It All Came True – 1940 Sheridan It All Came TrueSheridan = perfection here. I know this isn’t a great film by any means, but her portrayal of the dancing and singing Sarah Jane Ryan goes toe-to-toe with Bogart’s dastardly gangster and she steals nearly every scene that she shares with Hollywood’s biggest legend. If any Bogart collaboration captures her spitfire personality, it’s this one. From her first entrance to her final song, she was amazing. You can read my original write up on the film here.

They Drive by Night – 1940They Drive by Night Sheridan

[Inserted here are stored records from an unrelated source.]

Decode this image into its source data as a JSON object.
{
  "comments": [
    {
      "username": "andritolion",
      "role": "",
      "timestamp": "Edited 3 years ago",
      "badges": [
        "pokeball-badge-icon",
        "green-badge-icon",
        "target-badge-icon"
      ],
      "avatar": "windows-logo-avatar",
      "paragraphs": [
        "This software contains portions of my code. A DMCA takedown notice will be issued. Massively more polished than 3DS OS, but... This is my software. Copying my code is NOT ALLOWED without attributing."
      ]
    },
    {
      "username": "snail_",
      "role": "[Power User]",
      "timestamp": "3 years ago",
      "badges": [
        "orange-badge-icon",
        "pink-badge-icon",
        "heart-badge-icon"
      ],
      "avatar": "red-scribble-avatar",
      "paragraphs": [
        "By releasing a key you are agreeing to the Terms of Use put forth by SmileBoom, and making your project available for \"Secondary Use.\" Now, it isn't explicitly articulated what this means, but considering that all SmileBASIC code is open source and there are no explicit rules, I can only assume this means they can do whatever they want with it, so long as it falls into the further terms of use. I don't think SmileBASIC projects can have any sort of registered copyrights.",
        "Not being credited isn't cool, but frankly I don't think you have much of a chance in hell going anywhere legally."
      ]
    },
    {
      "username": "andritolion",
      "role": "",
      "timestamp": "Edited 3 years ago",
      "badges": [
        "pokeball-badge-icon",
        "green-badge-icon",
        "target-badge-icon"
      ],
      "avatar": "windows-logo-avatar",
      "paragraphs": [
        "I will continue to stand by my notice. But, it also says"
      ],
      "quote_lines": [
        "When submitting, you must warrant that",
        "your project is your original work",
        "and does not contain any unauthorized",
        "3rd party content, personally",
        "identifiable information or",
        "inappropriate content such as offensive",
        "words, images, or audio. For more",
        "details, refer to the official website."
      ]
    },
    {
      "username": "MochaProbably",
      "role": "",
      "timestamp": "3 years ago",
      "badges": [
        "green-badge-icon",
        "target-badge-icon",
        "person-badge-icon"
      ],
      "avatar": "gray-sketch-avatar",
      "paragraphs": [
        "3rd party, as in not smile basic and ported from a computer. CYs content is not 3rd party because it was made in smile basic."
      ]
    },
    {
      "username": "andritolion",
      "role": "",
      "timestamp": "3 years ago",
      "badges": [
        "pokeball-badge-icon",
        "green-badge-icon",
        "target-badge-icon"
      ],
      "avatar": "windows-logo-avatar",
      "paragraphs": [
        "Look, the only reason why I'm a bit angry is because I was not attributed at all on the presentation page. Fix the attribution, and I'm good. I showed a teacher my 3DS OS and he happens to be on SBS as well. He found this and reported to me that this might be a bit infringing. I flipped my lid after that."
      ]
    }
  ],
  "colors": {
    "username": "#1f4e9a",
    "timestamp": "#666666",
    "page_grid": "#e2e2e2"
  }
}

Sheridan plays truck stop waitress Cassie Hartley who falls for George Raft after he’s more than a little persistent. Sheridan does a good job of giving us the impression that she’s a good girl who’s perhaps done some dark things in her past, and she has some really nice scenes with Raft as they share a hotel room for a night before eventually falling in love and making a life together. I can’t get enough of Sheridan, and this is one of her most solid Bogart film appearances. You can read my original write up on the film here.

Thank Your Lucky Stars – 1943Sheridan TYLS

Sheridan plays herself in this star-studded wartime musical, although she doesn’t share any scenes with Bogart. Singing Love isn’t Born It’s Made, Sheridan teaches a group of young ladies who are pining over their singleness how to proactively search for love. Wearing a slinky, silky, white dress, Sheridan’s musical number is definitely one of the highlights of the film, even with the audio turned off! You can read my original write up on the film here.

The Treasure of the Sierra Madre – 1948no Sheridan

It’s another Bogie Film Blog cameo that never was! While Sheridan is listed on IMDB with a cameo in the film as a pretty woman walking by a storefront, the woman in question is clearly not Sheridan. A few online sites say that there are test photos of Sheridan in the costume, so perhaps John Huston initially had her in the film and then decided the cameo was too distracting? Again, if anyone has any info on how this rumor got started, let me know. You can read my original write up on the film here.

* ‘The Usual Suspects’ is a regular feature on the blog where we highlight one of Bogart’s regular collaborators. Check out other posts here. *